I first met Jonathan Maxwell as a young and hungry Churchill student. A few months after I started the club at school, my parents and I took the next step and we hired Jonathan as a private coach. Parents often ask me whether private or group lessons are better for improvement; I always suggest, if time and budget allow, students should do both. That way they do private lessons to hone their skills and group classes for more drills and practice for tournaments. Jonathan had a great sense of humor and I will never forget some of the key lessons he taught me, like King and Queen checkmate, including the final cut, where your opponent’s king is on the edge and you need to cut him from moving off, and the smothered checkmate. While I don’t see him often as he now living in Virigina, I do run into him at tournaments every few years. Jonathan Maxwell is also the author a few books, including Blitz Theory, the only book I know of, that is dedicated to blitz chess.

This photo of David Sullivan was taken by Phil Rosenberg, our Director of School Programs and Founder of the Phil Rosenberg Show. I also met David during my youth days at Churchill. I learned from him for about 2 years and he got me from being a beginner to a fairly intermediate tournament player.


National Master Alan Kantor has been a dear friend, mentor and colleague over the years. Here we are at his wedding to Susan Kantor in September 2014. Unfortunately, US Chess had a devastating loss this year as Susan passed away; may she rest in peace. Alan taught me from when I was between the ratings of about 800 and 1200, before he moved to Tennessee to work for the United States Chess Federation. In 2005, I was part of the “Kantor Killers Kids” team at the United States Amateur Team East, with Alan, Gordon Moseley and Michael Raphael . Two years later, we were both on the cover of Chess Life  as we won the tournament as part of the team “Beavis and Butvinnik” with Fide Master James Critelli, National Master Evan Turtel and Expert Nick Panico

Life comes full circle sometimes; Alan now teaches one of our virtual group classes.

James Lewis was not only a great chess teacher but also a dear friend of my family. To this day, I have the book How to Beat Your Dad in Chess, which he gifted me.
In addition to teaching some openings, like the Scandinavian that I played at the time, he taught me how to be resilient. I remember one tournament at PS 9, where I lost a tough penultimate game and wanted to withdraw. As he, my dad and I went out to lunch, he encouraged me to keep me playing and offered a special prize if I won the last game. I ended up being delighted after winning a tactical slugfest in the King’s Gambit, my favorite opening in the time.

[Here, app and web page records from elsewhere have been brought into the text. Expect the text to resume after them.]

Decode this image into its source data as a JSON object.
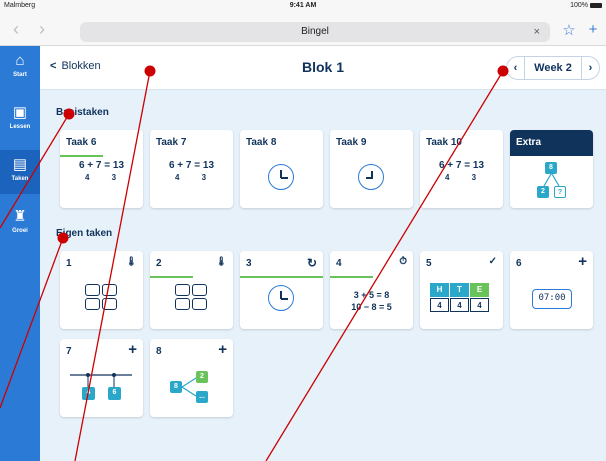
{
  "status": {
    "carrier": "Malmberg",
    "time": "9:41 AM",
    "battery": "100%"
  },
  "browser": {
    "url_title": "Bingel",
    "back": "‹",
    "forward": "›",
    "close": "×",
    "star": "☆",
    "plus": "+"
  },
  "sidebar": {
    "items": [
      {
        "label": "Start",
        "icon": "⌂"
      },
      {
        "label": "Lessen",
        "icon": "▣"
      },
      {
        "label": "Taken",
        "icon": "▤"
      },
      {
        "label": "Groei",
        "icon": "♜"
      }
    ]
  },
  "header": {
    "back_label": "Blokken",
    "title": "Blok 1",
    "week_label": "Week 2",
    "prev": "‹",
    "next": "›"
  },
  "sections": {
    "basis": "Basistaken",
    "eigen": "Eigen taken"
  },
  "basistaken": [
    {
      "title": "Taak 6",
      "eq": "6 + 7 = 13",
      "split": "4 3"
    },
    {
      "title": "Taak 7",
      "eq": "6 + 7 = 13",
      "split": "4 3"
    },
    {
      "title": "Taak 8"
    },
    {
      "title": "Taak 9"
    },
    {
      "title": "Taak 10",
      "eq": "6 + 7 = 13",
      "split": "4 3"
    },
    {
      "title": "Extra",
      "top": "8",
      "left": "2",
      "right": "?"
    }
  ],
  "eigen": [
    {
      "title": "1",
      "icon": "🌡"
    },
    {
      "title": "2",
      "icon": "🌡"
    },
    {
      "title": "3",
      "icon": "↻"
    },
    {
      "title": "4",
      "icon": "⏱",
      "eq1": "3 + 5 = 8",
      "eq2": "10 − 8 = 5"
    },
    {
      "title": "5",
      "icon": "✓",
      "h": "H",
      "t": "T",
      "e": "E",
      "vh": "4",
      "vt": "4",
      "ve": "4"
    },
    {
      "title": "6",
      "icon": "+",
      "time": "07:00"
    },
    {
      "title": "7",
      "icon": "+",
      "a": "4",
      "b": "6"
    },
    {
      "title": "8",
      "icon": "+",
      "a": "8",
      "b": "2",
      "c": "..."
    }
  ],
  "colors": {
    "sidebar": "#2b7bd6",
    "sidebar_active": "#1b63bd",
    "navy": "#10335c",
    "progress": "#69c35a",
    "annotation": "#cc0000"
  }
}
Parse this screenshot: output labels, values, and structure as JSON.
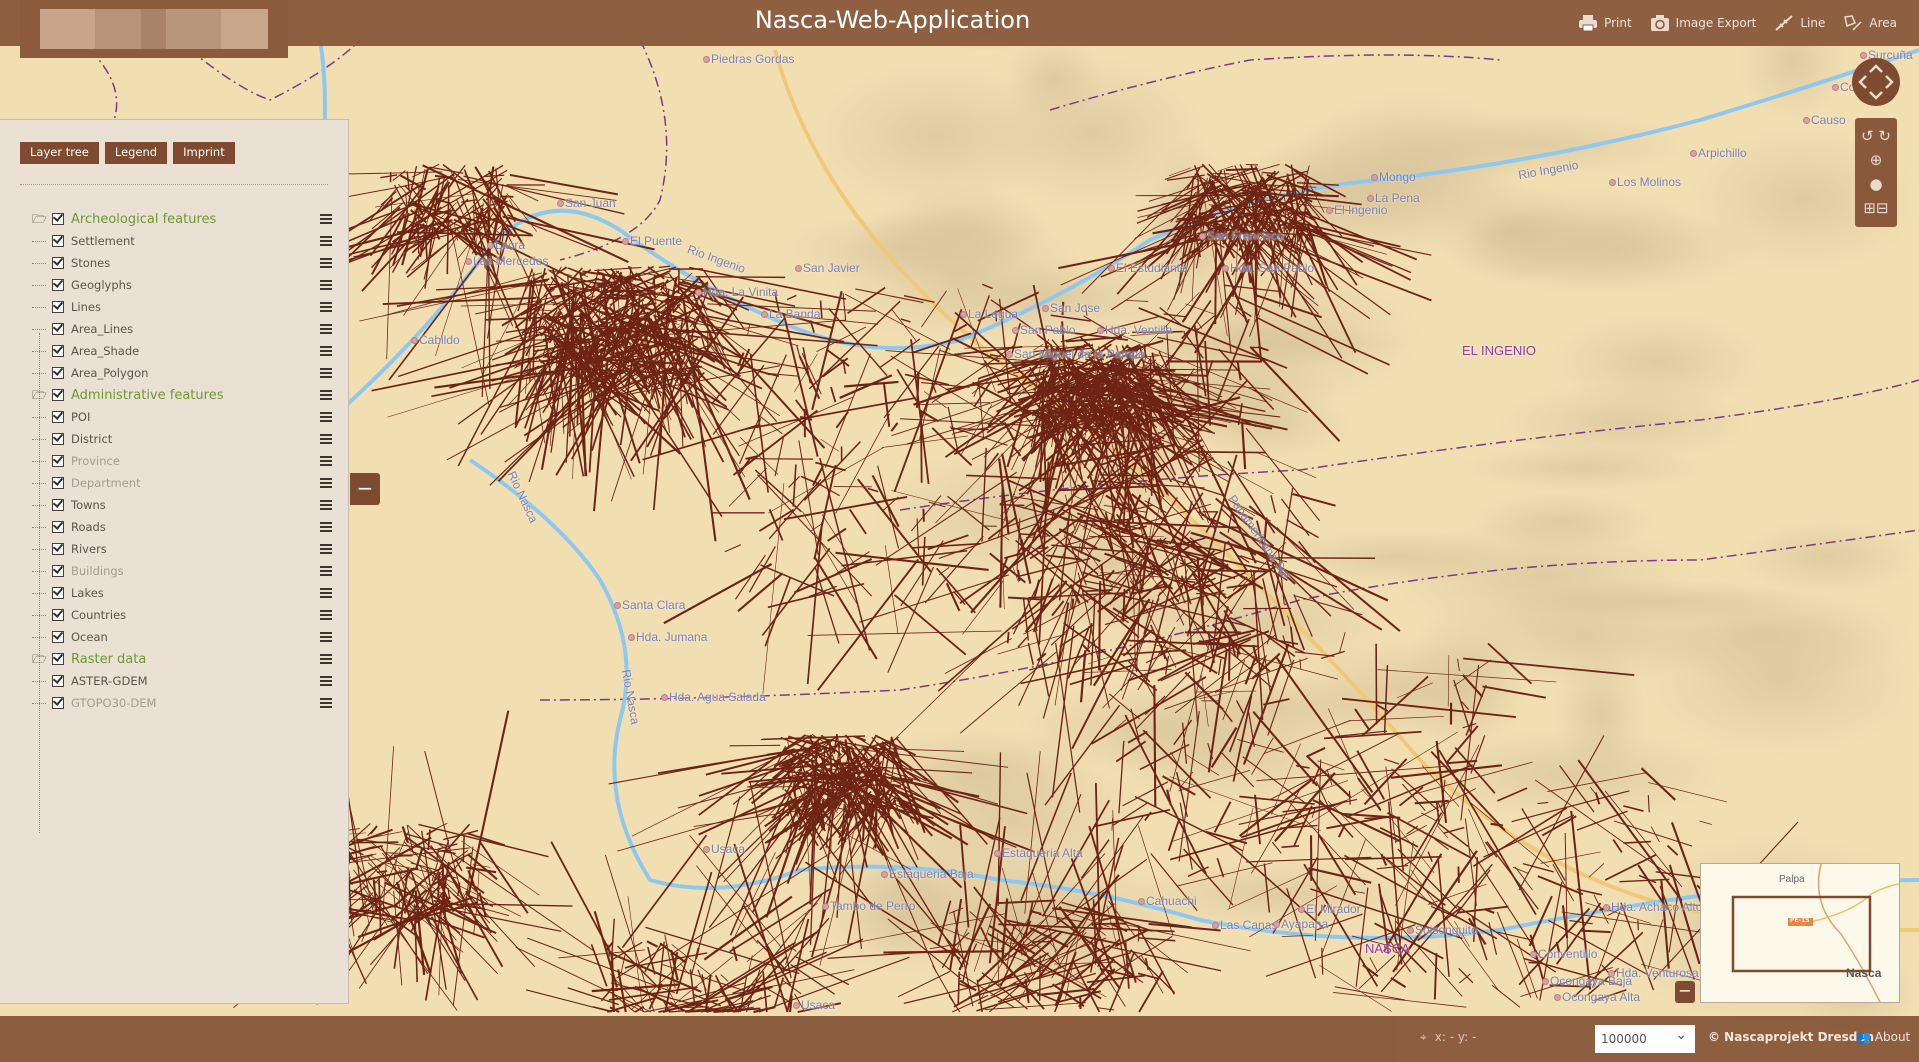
{
  "app": {
    "title": "Nasca-Web-Application"
  },
  "toolbar": [
    {
      "label": "Print",
      "icon": "printer-icon"
    },
    {
      "label": "Image Export",
      "icon": "camera-icon"
    },
    {
      "label": "Line",
      "icon": "measure-line-icon"
    },
    {
      "label": "Area",
      "icon": "measure-area-icon"
    }
  ],
  "panel": {
    "tabs": [
      "Layer tree",
      "Legend",
      "Imprint"
    ],
    "layers": [
      {
        "label": "Archeological features",
        "group": true,
        "checked": true
      },
      {
        "label": "Settlement",
        "checked": true
      },
      {
        "label": "Stones",
        "checked": true
      },
      {
        "label": "Geoglyphs",
        "checked": true
      },
      {
        "label": "Lines",
        "checked": true
      },
      {
        "label": "Area_Lines",
        "checked": true
      },
      {
        "label": "Area_Shade",
        "checked": true
      },
      {
        "label": "Area_Polygon",
        "checked": true
      },
      {
        "label": "Administrative features",
        "group": true,
        "checked": true
      },
      {
        "label": "POI",
        "checked": true
      },
      {
        "label": "District",
        "checked": true
      },
      {
        "label": "Province",
        "checked": true,
        "dim": true
      },
      {
        "label": "Department",
        "checked": true,
        "dim": true
      },
      {
        "label": "Towns",
        "checked": true
      },
      {
        "label": "Roads",
        "checked": true
      },
      {
        "label": "Rivers",
        "checked": true
      },
      {
        "label": "Buildings",
        "checked": true,
        "dim": true
      },
      {
        "label": "Lakes",
        "checked": true
      },
      {
        "label": "Countries",
        "checked": true
      },
      {
        "label": "Ocean",
        "checked": true
      },
      {
        "label": "Raster data",
        "group": true,
        "checked": true
      },
      {
        "label": "ASTER-GDEM",
        "checked": true
      },
      {
        "label": "GTOPO30-DEM",
        "checked": true,
        "dim": true
      }
    ],
    "collapse_label": "−"
  },
  "map": {
    "places": [
      "Piedras Gordas",
      "San Juan",
      "Lacra",
      "Las Mercedes",
      "El Puente",
      "Rio Ingenio",
      "San Javier",
      "Hda. La Vinita",
      "La Banda",
      "Cabildo",
      "La Legua",
      "San Jose",
      "San Pablo",
      "Hda. Ventilla",
      "San Miguel de la Pampa",
      "El Estudiante",
      "San Francisco",
      "Hda. San Pablo",
      "Mongo",
      "La Pena",
      "El Ingenio",
      "Rio Ingenio",
      "Los Molinos",
      "Arpichillo",
      "Causo",
      "Conde",
      "Surcuña",
      "Santa Clara",
      "Hda. Jumana",
      "Hda. Agua Salada",
      "Usaca",
      "Estaqueria Alta",
      "Estaqueria Baja",
      "Tambo de Perro",
      "Cahuachi",
      "Las Canas",
      "Ayapana",
      "El Mirador",
      "Soisonguito",
      "Conventillo",
      "Hda. Achaco Alto",
      "Hda. Venturosa",
      "Ocongaya Baja",
      "Ocongaya Alta",
      "Usaca",
      "Rio Nasca",
      "Rio Nasca",
      "Panamericana Sur"
    ],
    "regions": [
      "EL INGENIO",
      "NASCA"
    ],
    "colors": {
      "lines": "#6e2414",
      "river": "#8fc8ef",
      "road": "#f0c878",
      "terrain": "#f1dfb2",
      "boundary": "#7a3a8a"
    }
  },
  "minimap": {
    "labels": [
      "Palpa",
      "Nasca"
    ],
    "road_badge": "PE-1S",
    "minus_label": "−"
  },
  "footer": {
    "coords": "x: - y: -",
    "scale": "100000",
    "copyright": "© Nascaprojekt Dresden",
    "about": "About"
  }
}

My most recent teacher is the great Grandmaster Leonid Yudasin, a former World Championship Candidate. Leonid is the one who helped me improve from an “A Player” (advanced intermediate) to national master. Here are some of they key lessons he taught me: 

  1. Do not go for complications when you have a better position. 
  2. If you don’t know what to to do in a given position, improve your worst piece. 
  3. Don’t play a tournament, just to play. Only do it if you are mentally prepared. 
  4. It is important to always drill into why you made a blunder as most blunders happen due to positional factors. 

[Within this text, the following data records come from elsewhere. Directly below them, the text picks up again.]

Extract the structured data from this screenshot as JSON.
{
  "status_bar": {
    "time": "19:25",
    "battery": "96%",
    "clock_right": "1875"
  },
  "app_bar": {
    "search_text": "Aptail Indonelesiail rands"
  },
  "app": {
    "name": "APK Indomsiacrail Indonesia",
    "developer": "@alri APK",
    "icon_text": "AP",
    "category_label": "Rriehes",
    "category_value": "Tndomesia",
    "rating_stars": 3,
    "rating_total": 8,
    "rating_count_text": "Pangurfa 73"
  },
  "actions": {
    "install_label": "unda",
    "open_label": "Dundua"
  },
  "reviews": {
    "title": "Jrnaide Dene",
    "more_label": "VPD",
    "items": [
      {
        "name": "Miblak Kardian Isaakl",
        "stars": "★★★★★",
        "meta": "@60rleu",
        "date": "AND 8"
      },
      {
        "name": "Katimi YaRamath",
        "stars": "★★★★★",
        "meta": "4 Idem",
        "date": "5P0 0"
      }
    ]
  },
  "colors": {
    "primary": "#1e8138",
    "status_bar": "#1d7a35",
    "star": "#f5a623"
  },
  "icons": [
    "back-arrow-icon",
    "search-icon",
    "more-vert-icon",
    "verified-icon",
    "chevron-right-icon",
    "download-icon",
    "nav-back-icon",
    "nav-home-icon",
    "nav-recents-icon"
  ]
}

As Alli Bradley, Founder of Private Yoga Soho, said in my 23rd podcast episode, “If you are a teacher and you are not learning, you shouldn’t be a teacher.” Beginner students sometimes get surprised when I tell them that I am a National Master and am still improving. While I am rated higher than 98.5% of players in the country, I still have a long way to go to the top.  I would love to improve and get an international title from FIDE one day. To stay accountable, know the most important study items, and understand all the key ideas not mentioned in books and our silicon friends, it is important for every serious chess player or business professional to have a coach.

Leave a Reply

Your email address will not be published.